- Baanisteriopsis Caapi – another ayurvedic treatment. contains harmine and harmaline. – both compounds shown to be MAO Inhibitors. but no human studies.
- Ginkgo biloba – animal studies showing neuroprotection (MPTP models). – No PD studies.
- Co-Q 10: – large NIH trial stopped due to futility (inability to show benefit even if the trial was completed).
- Glutathione: – Small RCT showed no benefit of IV glutathione.
- Vitamin E: – No benefit (DATATOP study)
- Coconut oil and others: No data available.
- Cannabis: – Smoking cannabis has same risks as smoking tobacco and oral formulation would be preferable. – Cannabinoid Receptor CB1 is highly expressed in basal ganglia and has inhibitory effect on dopaminergic pathway. Thus agonist may potentially reduce tremor and dyskinesias while antagonist may improve akinesia. – There are over 60 psychoactive compounds in cannabis including CB1 agonists and antagonists. The type and quantity differs between strains of Cannabis plant. – animal study of agonist (THC and Cannabidiol) showed reduced dopamine depletion. – Antagonist Tetra Hydro cannabivarin is under study. – Survey in Czech reported 25% with PD responders have used it and 45% of user reported benefits. – Pilot trial showed significant improvement in motor symptoms and PD related pain 30 min. after smoking.
- Mindfulness: – mindfulness shown improved coping of PD patients. – 8 weeks of Mindfulness based program improves brain grey matter (cuneus and lingual gyrus on left) – RCT on mindfulness based life style program is under way in Australia.
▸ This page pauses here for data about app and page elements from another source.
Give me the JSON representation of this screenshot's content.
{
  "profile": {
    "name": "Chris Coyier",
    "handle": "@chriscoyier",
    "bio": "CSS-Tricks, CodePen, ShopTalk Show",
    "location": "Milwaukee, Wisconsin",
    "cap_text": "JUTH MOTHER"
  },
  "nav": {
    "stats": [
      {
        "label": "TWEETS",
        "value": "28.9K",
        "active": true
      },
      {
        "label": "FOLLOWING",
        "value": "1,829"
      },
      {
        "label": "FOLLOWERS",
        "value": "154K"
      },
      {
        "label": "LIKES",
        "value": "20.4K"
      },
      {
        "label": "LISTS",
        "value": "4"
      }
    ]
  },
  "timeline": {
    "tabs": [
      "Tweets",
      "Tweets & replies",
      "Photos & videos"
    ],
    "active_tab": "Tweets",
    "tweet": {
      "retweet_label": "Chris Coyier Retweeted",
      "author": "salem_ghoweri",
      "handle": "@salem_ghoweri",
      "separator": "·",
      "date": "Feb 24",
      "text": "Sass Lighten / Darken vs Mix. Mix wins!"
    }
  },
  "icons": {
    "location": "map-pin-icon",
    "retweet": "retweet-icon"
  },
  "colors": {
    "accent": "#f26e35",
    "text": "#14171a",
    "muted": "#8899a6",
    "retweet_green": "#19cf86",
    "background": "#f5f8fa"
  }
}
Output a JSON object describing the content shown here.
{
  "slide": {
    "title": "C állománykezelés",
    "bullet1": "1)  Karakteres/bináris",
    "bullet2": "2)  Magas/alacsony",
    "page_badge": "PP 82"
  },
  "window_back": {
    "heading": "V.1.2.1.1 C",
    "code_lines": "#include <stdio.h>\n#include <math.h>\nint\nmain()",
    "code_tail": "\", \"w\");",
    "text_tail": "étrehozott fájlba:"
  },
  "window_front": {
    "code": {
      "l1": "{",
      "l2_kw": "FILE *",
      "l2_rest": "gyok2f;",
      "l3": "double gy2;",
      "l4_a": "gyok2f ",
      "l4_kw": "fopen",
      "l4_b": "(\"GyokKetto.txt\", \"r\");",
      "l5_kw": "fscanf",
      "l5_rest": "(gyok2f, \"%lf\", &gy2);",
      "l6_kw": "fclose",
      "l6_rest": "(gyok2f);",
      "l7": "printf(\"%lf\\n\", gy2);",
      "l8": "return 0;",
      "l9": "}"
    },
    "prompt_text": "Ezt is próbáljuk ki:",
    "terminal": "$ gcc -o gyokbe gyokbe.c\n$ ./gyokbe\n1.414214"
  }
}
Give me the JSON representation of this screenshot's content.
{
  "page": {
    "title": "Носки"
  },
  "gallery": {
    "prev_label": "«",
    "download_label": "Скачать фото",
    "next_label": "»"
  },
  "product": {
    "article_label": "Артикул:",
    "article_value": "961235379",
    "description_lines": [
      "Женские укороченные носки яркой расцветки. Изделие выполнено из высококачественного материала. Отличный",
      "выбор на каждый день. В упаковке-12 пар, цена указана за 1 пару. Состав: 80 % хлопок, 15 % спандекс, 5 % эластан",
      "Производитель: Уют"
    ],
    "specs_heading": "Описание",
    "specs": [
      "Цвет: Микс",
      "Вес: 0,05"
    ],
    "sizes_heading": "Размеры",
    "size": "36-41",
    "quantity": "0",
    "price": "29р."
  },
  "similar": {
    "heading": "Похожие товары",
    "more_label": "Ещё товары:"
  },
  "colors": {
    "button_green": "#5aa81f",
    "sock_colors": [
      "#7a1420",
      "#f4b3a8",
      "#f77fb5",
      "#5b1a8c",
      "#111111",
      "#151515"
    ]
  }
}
- Massage: – small pilot study of whole body therapeutic massage in PD showed improvement in QOL and self-reported function. – Reflexology (massage based therapy) showed improvement in non-motor symptoms. – Träger therapy (massage based therapy) showed improved evoked stretch response in rigid limbs in PD. – Small RCT showed reduced salivary cortisol levels in PD right after treatment.
- Alexander Technique: (improving posture through feedback) – Small (underpowered) study comparing alexander technique with massage and no treatment. Both
– interventions were better for self-reported symptoms and depression but not any different between each
- Vibration Therapy: – J M Charcot first noticed patient feeling better after train and carriage rides and first tried vibration therapy. – Several studies with whole-body vibration showed improvement in motor symptoms. – Two recent studies used placebo groups with partial blindness and showed no significant improvement over placebo.
- Music Therapy: – A meta-analysis of several music based movement trials showed benefit on several balance measures. – Tango based dance therapy showed positive effect on gait and balance. – Likely involvement of reward system pathway (dopaminergic) – Several trials showed benefit of rhythmic cuing on gait speed, step length and freezing of gait.